## TASK STATEMENT
Search the data below for "Cartão"; list each line that holds it.

## Records excerpted from a collection
--------------------------------------------------
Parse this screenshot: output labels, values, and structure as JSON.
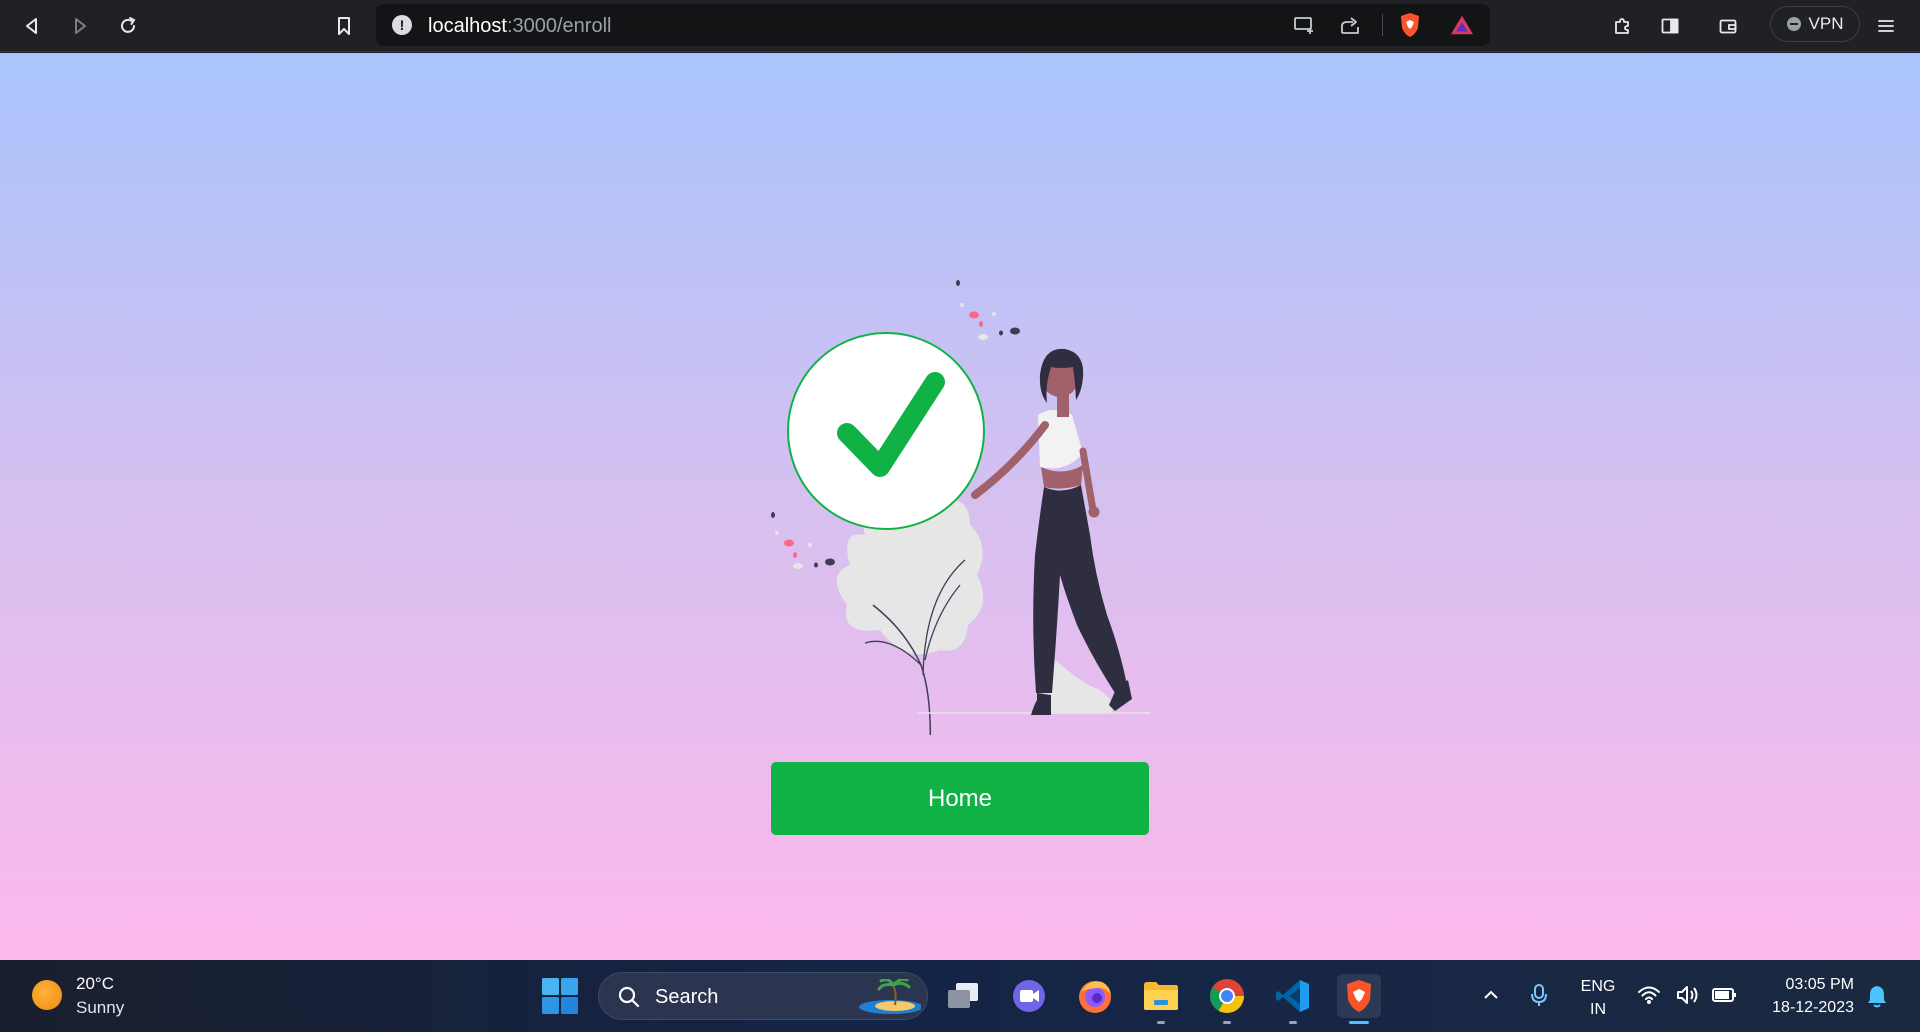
{
  "browser": {
    "url_host": "localhost",
    "url_path": ":3000/enroll",
    "vpn_label": "VPN",
    "icons": [
      "back-icon",
      "forward-icon",
      "reload-icon",
      "bookmark-icon",
      "site-info-icon",
      "cast-icon",
      "share-icon",
      "brave-shields-icon",
      "brave-rewards-icon",
      "extensions-icon",
      "sidebar-icon",
      "wallet-icon",
      "menu-icon"
    ]
  },
  "page": {
    "home_button_label": "Home",
    "colors": {
      "gradient_top": "#a9c4fd",
      "gradient_bottom": "#fdb8eb",
      "success_green": "#10b246"
    },
    "illustration": "success-checkmark-illustration"
  },
  "taskbar": {
    "weather": {
      "temperature": "20°C",
      "condition": "Sunny"
    },
    "search_label": "Search",
    "apps": [
      "task-view",
      "teams",
      "firefox",
      "file-explorer",
      "chrome",
      "vscode",
      "brave"
    ],
    "language": {
      "line1": "ENG",
      "line2": "IN"
    },
    "clock": {
      "time": "03:05 PM",
      "date": "18-12-2023"
    }
  }
}
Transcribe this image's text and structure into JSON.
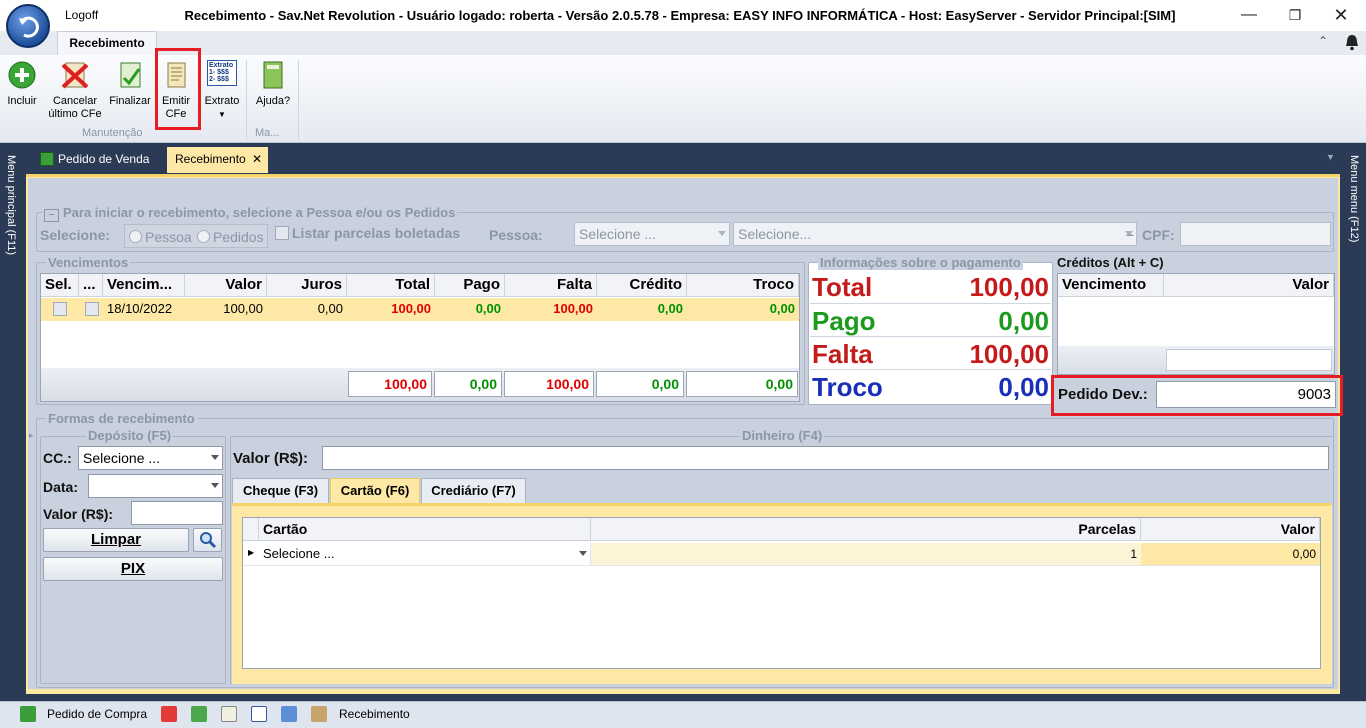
{
  "titlebar": {
    "logoff": "Logoff",
    "title": "Recebimento - Sav.Net Revolution - Usuário logado: roberta - Versão 2.0.5.78 - Empresa: EASY INFO INFORMÁTICA - Host: EasyServer - Servidor Principal:[SIM]"
  },
  "ribbon": {
    "tab": "Recebimento",
    "buttons": [
      {
        "label1": "Incluir",
        "label2": ""
      },
      {
        "label1": "Cancelar",
        "label2": "último CFe"
      },
      {
        "label1": "Finalizar",
        "label2": ""
      },
      {
        "label1": "Emitir",
        "label2": "CFe"
      },
      {
        "label1": "Extrato",
        "label2": ""
      },
      {
        "label1": "Ajuda?",
        "label2": ""
      }
    ],
    "group1": "Manutenção",
    "group2": "Ma...",
    "extrato_icon_title": "Extrato",
    "extrato_icon_l1": "1- $$$",
    "extrato_icon_l2": "2- $$$"
  },
  "side": {
    "left": "Menu principal (F11)",
    "right": "Menu menu (F12)"
  },
  "tabs": {
    "pedido": "Pedido de Venda",
    "recebimento": "Recebimento"
  },
  "iniciar": {
    "legend": "Para iniciar o recebimento, selecione a Pessoa e/ou os Pedidos",
    "selecione": "Selecione:",
    "pessoa_radio": "Pessoa",
    "pedidos_radio": "Pedidos",
    "listar": "Listar parcelas boletadas",
    "pessoa_lbl": "Pessoa:",
    "combo1": "Selecione ...",
    "combo2": "Selecione...",
    "minus": "–",
    "cpf": "CPF:"
  },
  "vencimentos": {
    "legend": "Vencimentos",
    "headers": [
      "Sel.",
      "...",
      "Vencim...",
      "Valor",
      "Juros",
      "Total",
      "Pago",
      "Falta",
      "Crédito",
      "Troco"
    ],
    "row": {
      "venc": "18/10/2022",
      "valor": "100,00",
      "juros": "0,00",
      "total": "100,00",
      "pago": "0,00",
      "falta": "100,00",
      "credito": "0,00",
      "troco": "0,00"
    },
    "totals": {
      "total": "100,00",
      "pago": "0,00",
      "falta": "100,00",
      "credito": "0,00",
      "troco": "0,00"
    }
  },
  "info": {
    "legend": "Informações sobre o pagamento",
    "total_l": "Total",
    "total_v": "100,00",
    "pago_l": "Pago",
    "pago_v": "0,00",
    "falta_l": "Falta",
    "falta_v": "100,00",
    "troco_l": "Troco",
    "troco_v": "0,00"
  },
  "creditos": {
    "legend": "Créditos (Alt + C)",
    "h_venc": "Vencimento",
    "h_valor": "Valor"
  },
  "pedido_dev": {
    "label": "Pedido Dev.:",
    "value": "9003"
  },
  "formas": {
    "legend": "Formas de recebimento",
    "deposito": "Depósito (F5)",
    "cc": "CC.:",
    "cc_value": "Selecione ...",
    "data": "Data:",
    "valor": "Valor (R$):",
    "limpar": "Limpar",
    "pix": "PIX",
    "dinheiro": "Dinheiro (F4)",
    "valor_din": "Valor (R$):",
    "tab_cheque": "Cheque (F3)",
    "tab_cartao": "Cartão (F6)",
    "tab_crediario": "Crediário (F7)",
    "h_cartao": "Cartão",
    "h_parcelas": "Parcelas",
    "h_valor": "Valor",
    "row_cartao": "Selecione ...",
    "row_parcelas": "1",
    "row_valor": "0,00"
  },
  "statusbar": {
    "pedido_compra": "Pedido de Compra",
    "recebimento": "Recebimento"
  },
  "colors": {
    "accent": "#2b3a55",
    "highlight": "#e61d25",
    "row": "#fde9a5"
  }
}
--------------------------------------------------
## EXERCISE SOLUTION
    "tab_cartao": "Cartão (F6)",
    "h_cartao": "Cartão",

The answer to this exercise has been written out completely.